Data about app and page elements
BEGIN

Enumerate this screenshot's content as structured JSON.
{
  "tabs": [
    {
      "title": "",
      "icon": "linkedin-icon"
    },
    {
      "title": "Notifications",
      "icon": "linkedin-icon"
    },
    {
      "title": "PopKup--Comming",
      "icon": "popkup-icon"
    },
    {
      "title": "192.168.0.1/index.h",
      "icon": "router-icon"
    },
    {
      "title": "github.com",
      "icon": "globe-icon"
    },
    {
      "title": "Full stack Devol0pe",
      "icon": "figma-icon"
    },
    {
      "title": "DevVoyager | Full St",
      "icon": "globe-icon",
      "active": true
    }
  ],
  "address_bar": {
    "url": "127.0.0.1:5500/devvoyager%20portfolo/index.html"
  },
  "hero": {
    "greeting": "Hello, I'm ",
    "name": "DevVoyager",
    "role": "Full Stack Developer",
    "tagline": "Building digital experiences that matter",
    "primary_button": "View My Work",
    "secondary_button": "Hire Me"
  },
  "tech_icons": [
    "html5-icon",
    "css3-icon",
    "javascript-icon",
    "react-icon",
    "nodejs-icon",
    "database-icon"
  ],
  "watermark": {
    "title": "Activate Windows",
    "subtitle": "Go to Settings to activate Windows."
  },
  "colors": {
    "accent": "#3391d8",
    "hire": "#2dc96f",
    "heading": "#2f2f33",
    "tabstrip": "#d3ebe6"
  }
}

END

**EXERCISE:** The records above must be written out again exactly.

**SOLUTION FOR THIS PROBLEM:**
Enumerate this screenshot's content as structured JSON.
{
  "tabs": [
    {
      "title": "",
      "icon": "linkedin-icon"
    },
    {
      "title": "Notifications",
      "icon": "linkedin-icon"
    },
    {
      "title": "PopKup--Comming",
      "icon": "popkup-icon"
    },
    {
      "title": "192.168.0.1/index.h",
      "icon": "router-icon"
    },
    {
      "title": "github.com",
      "icon": "globe-icon"
    },
    {
      "title": "Full stack Devol0pe",
      "icon": "figma-icon"
    },
    {
      "title": "DevVoyager | Full St",
      "icon": "globe-icon",
      "active": true
    }
  ],
  "address_bar": {
    "url": "127.0.0.1:5500/devvoyager%20portfolo/index.html"
  },
  "hero": {
    "greeting": "Hello, I'm ",
    "name": "DevVoyager",
    "role": "Full Stack Developer",
    "tagline": "Building digital experiences that matter",
    "primary_button": "View My Work",
    "secondary_button": "Hire Me"
  },
  "tech_icons": [
    "html5-icon",
    "css3-icon",
    "javascript-icon",
    "react-icon",
    "nodejs-icon",
    "database-icon"
  ],
  "watermark": {
    "title": "Activate Windows",
    "subtitle": "Go to Settings to activate Windows."
  },
  "colors": {
    "accent": "#3391d8",
    "hire": "#2dc96f",
    "heading": "#2f2f33",
    "tabstrip": "#d3ebe6"
  }
}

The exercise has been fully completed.